╭─ INPUT

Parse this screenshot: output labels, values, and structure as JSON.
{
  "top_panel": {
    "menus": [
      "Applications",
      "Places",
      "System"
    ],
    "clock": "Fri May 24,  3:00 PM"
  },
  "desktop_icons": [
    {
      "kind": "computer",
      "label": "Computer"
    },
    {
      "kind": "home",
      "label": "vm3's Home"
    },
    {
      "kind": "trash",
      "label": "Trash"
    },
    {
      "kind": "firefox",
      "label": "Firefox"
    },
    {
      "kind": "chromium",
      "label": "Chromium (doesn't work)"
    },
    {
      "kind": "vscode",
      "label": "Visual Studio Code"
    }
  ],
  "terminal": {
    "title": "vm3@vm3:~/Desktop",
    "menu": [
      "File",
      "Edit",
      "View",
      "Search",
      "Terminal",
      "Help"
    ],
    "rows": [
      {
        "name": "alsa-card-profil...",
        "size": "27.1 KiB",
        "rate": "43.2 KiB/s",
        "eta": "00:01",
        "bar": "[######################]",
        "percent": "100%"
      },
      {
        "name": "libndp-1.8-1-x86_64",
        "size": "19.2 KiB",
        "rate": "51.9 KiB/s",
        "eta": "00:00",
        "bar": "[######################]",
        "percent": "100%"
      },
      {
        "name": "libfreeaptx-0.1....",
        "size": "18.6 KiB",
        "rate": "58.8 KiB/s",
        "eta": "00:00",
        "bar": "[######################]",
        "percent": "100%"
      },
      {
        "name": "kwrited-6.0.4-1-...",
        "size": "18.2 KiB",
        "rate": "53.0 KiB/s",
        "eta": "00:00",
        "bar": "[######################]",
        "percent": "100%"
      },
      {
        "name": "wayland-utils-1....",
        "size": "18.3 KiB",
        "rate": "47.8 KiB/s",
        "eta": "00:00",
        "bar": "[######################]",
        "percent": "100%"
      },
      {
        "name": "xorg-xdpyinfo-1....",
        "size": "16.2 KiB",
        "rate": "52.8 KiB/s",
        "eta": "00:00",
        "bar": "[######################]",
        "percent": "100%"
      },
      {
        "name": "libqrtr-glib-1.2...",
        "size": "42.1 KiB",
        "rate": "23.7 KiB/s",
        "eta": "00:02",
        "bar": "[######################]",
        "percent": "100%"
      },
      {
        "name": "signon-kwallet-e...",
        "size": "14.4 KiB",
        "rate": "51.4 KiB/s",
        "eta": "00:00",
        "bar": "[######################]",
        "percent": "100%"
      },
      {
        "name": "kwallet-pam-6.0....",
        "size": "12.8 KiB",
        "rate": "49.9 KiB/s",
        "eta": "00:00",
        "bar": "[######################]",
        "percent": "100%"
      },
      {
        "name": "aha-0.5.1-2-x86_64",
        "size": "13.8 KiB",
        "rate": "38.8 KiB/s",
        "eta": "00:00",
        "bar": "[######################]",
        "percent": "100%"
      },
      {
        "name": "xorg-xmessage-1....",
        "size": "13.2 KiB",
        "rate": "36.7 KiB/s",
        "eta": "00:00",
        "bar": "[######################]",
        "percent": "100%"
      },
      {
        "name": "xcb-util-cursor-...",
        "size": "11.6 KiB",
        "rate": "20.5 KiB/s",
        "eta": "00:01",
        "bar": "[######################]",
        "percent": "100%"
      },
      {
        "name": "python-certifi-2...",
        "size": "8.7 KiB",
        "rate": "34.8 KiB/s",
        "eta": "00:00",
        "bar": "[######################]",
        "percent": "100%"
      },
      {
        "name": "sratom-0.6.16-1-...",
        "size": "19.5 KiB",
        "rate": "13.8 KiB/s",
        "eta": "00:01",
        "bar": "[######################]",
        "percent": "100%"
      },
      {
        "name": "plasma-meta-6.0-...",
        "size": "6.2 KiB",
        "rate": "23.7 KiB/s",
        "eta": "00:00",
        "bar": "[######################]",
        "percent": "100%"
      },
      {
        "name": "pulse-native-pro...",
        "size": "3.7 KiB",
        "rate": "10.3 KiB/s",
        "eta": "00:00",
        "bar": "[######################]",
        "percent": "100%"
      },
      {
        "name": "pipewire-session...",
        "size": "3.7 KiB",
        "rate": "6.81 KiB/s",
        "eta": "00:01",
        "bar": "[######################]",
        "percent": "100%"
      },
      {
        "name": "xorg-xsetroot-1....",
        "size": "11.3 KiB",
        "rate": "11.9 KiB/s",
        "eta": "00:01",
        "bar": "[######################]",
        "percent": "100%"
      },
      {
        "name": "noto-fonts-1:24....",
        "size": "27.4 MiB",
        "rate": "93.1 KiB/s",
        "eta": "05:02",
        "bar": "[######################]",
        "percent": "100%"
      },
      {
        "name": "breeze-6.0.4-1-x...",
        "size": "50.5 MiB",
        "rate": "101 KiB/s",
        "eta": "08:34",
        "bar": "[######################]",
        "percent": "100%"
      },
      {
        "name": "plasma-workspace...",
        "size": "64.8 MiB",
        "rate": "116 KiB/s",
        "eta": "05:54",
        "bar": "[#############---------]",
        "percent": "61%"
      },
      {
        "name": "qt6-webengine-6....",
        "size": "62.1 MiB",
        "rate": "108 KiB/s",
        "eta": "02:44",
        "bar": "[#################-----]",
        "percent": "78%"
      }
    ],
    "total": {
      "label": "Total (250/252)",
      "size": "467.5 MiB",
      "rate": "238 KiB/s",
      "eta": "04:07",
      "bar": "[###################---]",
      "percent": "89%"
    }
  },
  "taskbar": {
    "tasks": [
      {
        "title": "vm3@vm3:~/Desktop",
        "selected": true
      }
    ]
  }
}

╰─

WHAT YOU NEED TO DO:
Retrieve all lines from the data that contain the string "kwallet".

EXERCISE ANSWER:
        "name": "signon-kwallet-e...",
        "name": "kwallet-pam-6.0....",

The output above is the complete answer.